July 20, 2020
Risk to COVID-19 Research
From: Joe Giffels, Associate Vice Provost for Research Administration and Integrity, and Rebekah Skiver Thompson, Associate Vice President and Chief Information Security Officer
On July 16, national security agencies in the U.S., the U.K., and Canada jointly issued an advisory describing Russian hackers’ attempts to illicitly acquire COVID-19 vaccine-related intellectual property. Beginning in February 2020, cyber criminals have increasingly targeted U.S. pharmaceutical, medical, and biological research facilities to acquire or manipulate sensitive information, particularly COVID-19 vaccine and treatment research. We want to take this opportunity to raise awareness of the risk to research information and what you can do to help protect it.
Though cyber criminals scan for and attempt to exploit computer system vulnerabilities, their primary focus is acquiring valid credentials in order to gain access to computer systems. Cyber criminals acquire valid credentials through phishing attacks, as well as searching databases of previously exposed credentials. Valid credentials may provide attackers with access to:
- Computers via remote desktop services.
- Email accounts and file shares.
- Internal networks via VPN access.
With this access, cyber criminals may:
- Commit economic espionage by copying intellectual property.
- Commit extortion by encrypting and ransoming research information.
- Commit fraud by posing as an individual through the use of their email account.
- Sabotage research by manipulating data.
What can you do?
- Create and maintain offline backups or copies of research information.
- Be alert for phishing: Watch for messages impersonating colleagues and think twice before entering your user ID and password on a website or opening a link or file attached to an email message.
- Configure and use two-factor authentication for access to accounts where available.

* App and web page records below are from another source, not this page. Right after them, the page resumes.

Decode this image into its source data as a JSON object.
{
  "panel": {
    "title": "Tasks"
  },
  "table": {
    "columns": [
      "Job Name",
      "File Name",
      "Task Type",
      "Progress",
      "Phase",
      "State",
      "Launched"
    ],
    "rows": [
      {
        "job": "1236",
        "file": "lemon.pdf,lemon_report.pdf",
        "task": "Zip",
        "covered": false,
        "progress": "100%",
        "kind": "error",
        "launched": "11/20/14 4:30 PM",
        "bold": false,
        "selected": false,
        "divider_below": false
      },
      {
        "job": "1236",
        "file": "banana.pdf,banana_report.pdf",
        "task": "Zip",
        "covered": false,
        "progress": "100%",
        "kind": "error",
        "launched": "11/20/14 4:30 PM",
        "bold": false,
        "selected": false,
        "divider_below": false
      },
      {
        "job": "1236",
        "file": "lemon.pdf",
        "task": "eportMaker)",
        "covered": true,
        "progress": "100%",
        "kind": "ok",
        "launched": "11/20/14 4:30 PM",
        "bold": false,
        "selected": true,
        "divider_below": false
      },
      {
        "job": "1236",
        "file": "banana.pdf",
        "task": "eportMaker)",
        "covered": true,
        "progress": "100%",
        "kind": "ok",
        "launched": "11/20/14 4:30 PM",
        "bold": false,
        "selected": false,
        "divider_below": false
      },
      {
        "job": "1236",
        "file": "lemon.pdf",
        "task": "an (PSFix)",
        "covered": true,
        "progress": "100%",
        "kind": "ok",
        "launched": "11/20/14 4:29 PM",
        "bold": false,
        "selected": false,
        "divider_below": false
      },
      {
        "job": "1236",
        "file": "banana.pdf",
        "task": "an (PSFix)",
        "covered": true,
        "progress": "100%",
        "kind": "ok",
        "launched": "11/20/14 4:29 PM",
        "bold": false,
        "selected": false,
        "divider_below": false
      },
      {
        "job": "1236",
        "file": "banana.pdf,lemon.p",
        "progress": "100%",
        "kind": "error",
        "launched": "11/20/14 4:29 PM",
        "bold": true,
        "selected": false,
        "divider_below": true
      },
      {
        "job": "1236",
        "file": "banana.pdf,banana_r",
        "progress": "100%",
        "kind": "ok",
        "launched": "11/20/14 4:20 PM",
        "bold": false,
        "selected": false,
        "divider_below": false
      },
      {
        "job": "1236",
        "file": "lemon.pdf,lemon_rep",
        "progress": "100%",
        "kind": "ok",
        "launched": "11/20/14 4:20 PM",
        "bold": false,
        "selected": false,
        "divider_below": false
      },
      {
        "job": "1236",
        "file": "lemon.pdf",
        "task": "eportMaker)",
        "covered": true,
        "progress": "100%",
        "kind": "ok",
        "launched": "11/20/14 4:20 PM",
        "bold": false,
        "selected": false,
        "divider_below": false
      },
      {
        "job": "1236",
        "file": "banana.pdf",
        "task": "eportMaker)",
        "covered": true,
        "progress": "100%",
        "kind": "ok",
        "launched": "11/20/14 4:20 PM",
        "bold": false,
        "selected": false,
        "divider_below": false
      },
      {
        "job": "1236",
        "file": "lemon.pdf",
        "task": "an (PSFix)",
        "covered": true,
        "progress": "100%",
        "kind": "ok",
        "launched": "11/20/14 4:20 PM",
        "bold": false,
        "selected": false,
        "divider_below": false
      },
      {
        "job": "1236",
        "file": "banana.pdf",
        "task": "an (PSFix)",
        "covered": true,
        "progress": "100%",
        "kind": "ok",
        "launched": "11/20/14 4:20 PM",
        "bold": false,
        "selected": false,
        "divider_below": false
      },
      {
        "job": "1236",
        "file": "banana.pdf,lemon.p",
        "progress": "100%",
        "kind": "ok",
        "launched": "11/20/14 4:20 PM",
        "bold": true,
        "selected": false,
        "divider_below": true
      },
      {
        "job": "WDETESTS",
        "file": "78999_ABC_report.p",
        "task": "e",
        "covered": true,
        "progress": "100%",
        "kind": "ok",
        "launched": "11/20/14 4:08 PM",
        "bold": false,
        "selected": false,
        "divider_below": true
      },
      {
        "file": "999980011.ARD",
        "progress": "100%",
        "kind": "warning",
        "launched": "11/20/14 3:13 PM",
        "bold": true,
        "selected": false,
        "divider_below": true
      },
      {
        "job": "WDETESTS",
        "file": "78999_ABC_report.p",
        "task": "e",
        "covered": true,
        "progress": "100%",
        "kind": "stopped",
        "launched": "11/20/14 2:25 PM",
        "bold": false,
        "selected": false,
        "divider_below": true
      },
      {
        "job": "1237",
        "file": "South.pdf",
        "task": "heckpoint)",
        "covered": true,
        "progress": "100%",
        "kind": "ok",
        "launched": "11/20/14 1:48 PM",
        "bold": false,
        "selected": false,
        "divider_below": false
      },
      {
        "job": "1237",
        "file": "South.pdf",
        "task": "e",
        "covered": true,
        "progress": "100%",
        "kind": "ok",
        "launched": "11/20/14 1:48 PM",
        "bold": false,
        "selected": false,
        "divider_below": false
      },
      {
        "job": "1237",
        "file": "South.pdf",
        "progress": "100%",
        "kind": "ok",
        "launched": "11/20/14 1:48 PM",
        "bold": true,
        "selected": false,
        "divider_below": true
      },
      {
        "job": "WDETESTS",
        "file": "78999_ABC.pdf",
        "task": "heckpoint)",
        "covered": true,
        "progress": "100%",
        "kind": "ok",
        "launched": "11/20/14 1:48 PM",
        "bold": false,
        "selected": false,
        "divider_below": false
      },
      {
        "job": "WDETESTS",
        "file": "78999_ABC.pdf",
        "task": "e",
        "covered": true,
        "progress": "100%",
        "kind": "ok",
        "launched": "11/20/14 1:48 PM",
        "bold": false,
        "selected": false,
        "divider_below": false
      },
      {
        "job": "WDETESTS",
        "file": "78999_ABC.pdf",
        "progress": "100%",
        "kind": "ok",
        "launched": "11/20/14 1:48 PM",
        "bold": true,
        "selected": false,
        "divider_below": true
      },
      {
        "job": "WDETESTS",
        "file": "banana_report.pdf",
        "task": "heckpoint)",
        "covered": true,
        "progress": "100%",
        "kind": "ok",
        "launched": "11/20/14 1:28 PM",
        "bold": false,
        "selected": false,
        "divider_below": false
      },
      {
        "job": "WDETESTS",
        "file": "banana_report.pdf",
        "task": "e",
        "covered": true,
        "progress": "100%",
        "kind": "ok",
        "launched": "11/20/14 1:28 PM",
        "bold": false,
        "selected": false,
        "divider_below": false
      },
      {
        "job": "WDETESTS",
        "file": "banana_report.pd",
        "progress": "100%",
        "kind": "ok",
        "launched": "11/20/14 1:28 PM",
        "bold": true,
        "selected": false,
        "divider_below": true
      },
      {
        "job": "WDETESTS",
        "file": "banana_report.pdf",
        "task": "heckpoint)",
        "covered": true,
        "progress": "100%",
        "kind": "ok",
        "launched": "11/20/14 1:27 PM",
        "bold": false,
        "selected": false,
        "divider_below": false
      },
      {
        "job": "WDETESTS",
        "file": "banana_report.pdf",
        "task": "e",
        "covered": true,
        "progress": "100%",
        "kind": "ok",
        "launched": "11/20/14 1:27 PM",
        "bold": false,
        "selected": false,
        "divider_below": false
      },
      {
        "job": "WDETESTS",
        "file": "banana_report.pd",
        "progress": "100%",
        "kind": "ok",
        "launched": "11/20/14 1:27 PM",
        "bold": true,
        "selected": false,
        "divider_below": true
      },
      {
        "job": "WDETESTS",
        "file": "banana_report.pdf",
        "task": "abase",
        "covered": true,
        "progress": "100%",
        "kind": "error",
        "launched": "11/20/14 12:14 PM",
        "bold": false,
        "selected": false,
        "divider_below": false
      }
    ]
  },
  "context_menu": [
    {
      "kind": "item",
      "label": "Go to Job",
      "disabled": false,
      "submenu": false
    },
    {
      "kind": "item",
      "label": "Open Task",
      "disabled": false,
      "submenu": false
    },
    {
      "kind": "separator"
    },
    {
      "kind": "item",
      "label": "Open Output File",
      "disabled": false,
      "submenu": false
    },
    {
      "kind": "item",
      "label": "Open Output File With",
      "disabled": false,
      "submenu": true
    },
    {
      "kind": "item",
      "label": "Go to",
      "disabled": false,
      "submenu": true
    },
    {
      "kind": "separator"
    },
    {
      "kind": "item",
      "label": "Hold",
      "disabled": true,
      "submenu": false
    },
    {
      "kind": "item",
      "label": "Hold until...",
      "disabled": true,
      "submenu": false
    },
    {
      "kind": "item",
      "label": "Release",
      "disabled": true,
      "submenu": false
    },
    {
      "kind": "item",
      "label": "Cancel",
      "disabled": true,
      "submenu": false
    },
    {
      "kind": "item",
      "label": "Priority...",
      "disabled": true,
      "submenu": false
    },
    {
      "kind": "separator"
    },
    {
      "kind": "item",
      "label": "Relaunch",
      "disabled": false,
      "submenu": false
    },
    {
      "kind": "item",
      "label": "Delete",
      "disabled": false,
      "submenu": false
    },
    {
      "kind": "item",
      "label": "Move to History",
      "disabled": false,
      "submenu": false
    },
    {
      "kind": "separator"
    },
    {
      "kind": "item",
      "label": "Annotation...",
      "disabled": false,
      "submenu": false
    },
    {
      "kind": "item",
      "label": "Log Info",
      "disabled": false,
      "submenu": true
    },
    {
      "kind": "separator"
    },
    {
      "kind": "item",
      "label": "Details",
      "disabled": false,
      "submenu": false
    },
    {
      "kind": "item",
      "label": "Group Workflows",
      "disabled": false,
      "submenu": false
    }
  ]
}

- Update account passwords if you currently use the same password for multiple accounts, especially if you’ve used your UW email address to establish those accounts. Use a unique password for each account.
- Use a password manager to make creating and managing unique passwords easier. Never re-use your UW NetID password for other accounts.
- Promptly install software and operating system updates.
- Install and use antivirus software. Sophos antivirus software is available to the UW community for personal and UW-owned computers. (Search for “Sophos” from the UW homepage.)
- Report suspicious or malicious activity to your IT staff and the Office of the Chief Information Security Officer (CISO) at ciso @ uw . edu (without spaces).
For more information on the above topics, review the resources listed in the “Hackers Target COVID-19 Research” post in the News & Alerts section on the Office of the CISO’s home page. (Search for “CISO” from the UW home page.)
Joe Giffels, Associate Vice Provost for Research Administration and Integrity
Rebekah Skiver Thompson, Associate Vice President and Chief Information Security Officer